As sizeable as the Alps, so is the first question asked by most… “Can we eat the rind on this?” It therefore seems appropriate that our first blog sets to unveil the truth behind the rind.
Rinds are the outside shell of cheeses that are formed during the cheesemaking process and fall into two categories. They are usually edible, or organic, as opposed to inedible or inorganic. Examples of the latter would be wax, cloth or leaf wrapped cheeses but for now we’re going to focus on the three main types of rind found on our Alpine cheeses; bloomy, washed and natural and the story they tell us.
Although most of our cheeses do have an edible rind, the question about whether you wish to eat it still remains. For many people, the look, texture or smell of a cheese rind is enough to make them reach for the cheese knife, here’s looking at you Tomme Fermière. As strikingly beautiful as this particular cheese’s rind is, with its intricate multicoloured mosaic of salmon pinks, vivid yellows, chartreuse greens and paint chart of greys, not many of us fancy tucking in. Why is this?
The Tomme family of cheeses falls into the first of our three categories, with them having a characteristic bloomy rind. Tomme de Savoie, a pressed cheese and most well known of them all, makes quite the first impression. With a grey bloomy rind, stamped with its iconic name spanning the whole 20cms diameter, there is no mistaking this cheese. Get up close and personal and you will start to notice the mushroomy aromas emanating from the rind. As with all Alpine bloomy rinds, they are dictated by life on the high pastures. Made in family cheese chalets, depending on who has walked past the chalet, the weather, what flora thrives around the perimeter and the materials which buildings have been made out of, all influence the rind’s thriving microbial community. This in turn influences taste and appearance, as these microorganisms on the outside produce enzymes that break down the fat and protein within a cheese’s interior. A wonderfully simple example of just how intertwined the environment is with our cheeses.
Returning to Tomme de Savoie, all these influences work their magic over the course of the two to four month maturation, resulting in the distinctive thick, grey and bloomy rind you see. Despite being one we recommend cutting off due to its rather bitter and musty flavour, with heady notes of grass and summer, the rind transports us straight back to our favourite pastures.
By having control over the surface moisture, salt content and pH, cheesemakers influence and control rind production. Our next type, washed rinds, show this particularly well.
As soon as you mention washed rind cheeses to the team, minds are instantly transported straight to the Haute-Savoie and the commune of Thônes. This is the capital of Reblochon and Chevrotin production, one cow’s milk and the other goat’s milk, these are two of the most iconic washed rind cheeses in the Alps. This class of cheese is easily recognisable by its orange to pink coloured exterior. Reblochon, the cheese of Tartiflette, is no exception with a very attractive pale salmon pink supple rind.

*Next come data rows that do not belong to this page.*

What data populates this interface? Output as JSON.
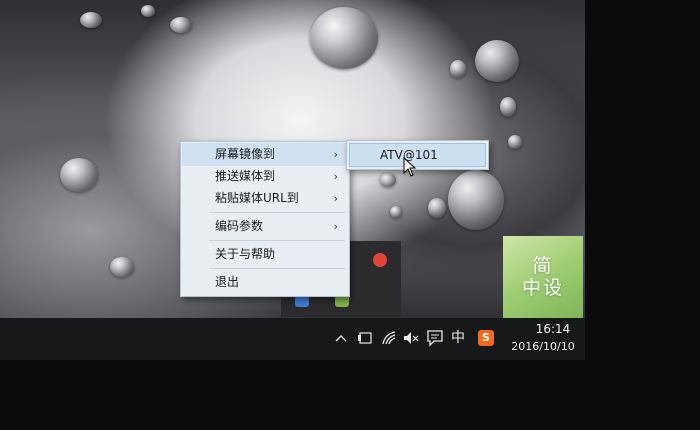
{
  "context_menu": {
    "items": [
      {
        "label": "屏幕镜像到",
        "has_submenu": true,
        "active": true
      },
      {
        "label": "推送媒体到",
        "has_submenu": true
      },
      {
        "label": "粘贴媒体URL到",
        "has_submenu": true
      },
      {
        "label": "编码参数",
        "has_submenu": true
      },
      {
        "label": "关于与帮助",
        "has_submenu": false
      },
      {
        "label": "退出",
        "has_submenu": false
      }
    ],
    "submenu_arrow": "›"
  },
  "submenu": {
    "items": [
      {
        "label": "ATV@101",
        "highlighted": true
      }
    ]
  },
  "tile": {
    "line1": "简",
    "line2": "中设"
  },
  "taskbar": {
    "icons": [
      "chevron-up-icon",
      "device-icon",
      "wifi-icon",
      "volume-muted-icon",
      "action-center-icon",
      "ime-icon",
      "sogou-icon"
    ],
    "ime_label": "中",
    "sogou_label": "S",
    "clock_time": "16:14",
    "clock_date": "2016/10/10"
  },
  "colors": {
    "menu_bg": "#e9eef3",
    "menu_highlight": "#cfe0f1",
    "taskbar_bg": "#17181a",
    "tile_green": "#9fcd73",
    "sogou_orange": "#f26a1b",
    "tray_red": "#e3443a"
  }
}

Washed rind cheeses need a higher humidity, higher levels of salt and higher levels of ammonia for the most common of their bacteria, brevibacterium linens. After the cheese has been moulded and formed, the maturing process begins. It is during this time that the Alpine washed rind cheeses are washed twice a week with both brine and local Savoie wine. As with the bloomy rinds, this reminds us of the intimate connection between the local terroir (the natural environment including the soil, topography and climate) and their produce.
As well as their colourful, thick rinds and meaty taste profiles, washed rinds are infamously known for their hit you round the face aroma. If you have forgotten to carefully wrap your Chevrotin, the pungency that is consuming your fridge can be traced back to the bacteria that are busy producing sulphur compounds as they grow. As unappealing as these rinds may now sound, they are completely edible, velvety smooth and many would argue, us included, that they are part of the cheese’s addictive appeal.
For quite the opposite rind reaction, we move onto our final type, natural rinds. With one of your favourite cheeses as an excellent example, Beaufort Été.
It is this, the king of Alpine cheeses, that on tastings we like to shake things up and suggest eating the rind first. Perfectly edible, these rinds are simply dried cheese formed from the hand salting each morning and afternoon and being left to mature for a minimum of 6 months in cool mountain cellars. This eventually gives the cheese a smooth ivory to brown rind with an intense caramel and nutty taste profile. It is for this reason that we encourage you to not disregard it. Along with the pate of the cheese, grate natural rinds into dishes for an incredible depth of flavour.
We carefully inspect all of our cheeses to ensure that those with a natural rind, are free from cracking. Any cracks into the rind can enable oxygen to penetrate into the cheese, leading to unwanted blueing. Desirable in a natural rind blue such as Bleu Fermier Coutard but not so in a Beaufort.
The world of cheese rinds is as complex as the microbiological worlds that dictate them. However, we hope that this has given you an insight into feeling better prepared to enjoy your next wedge of our finest French Alpine cheeses.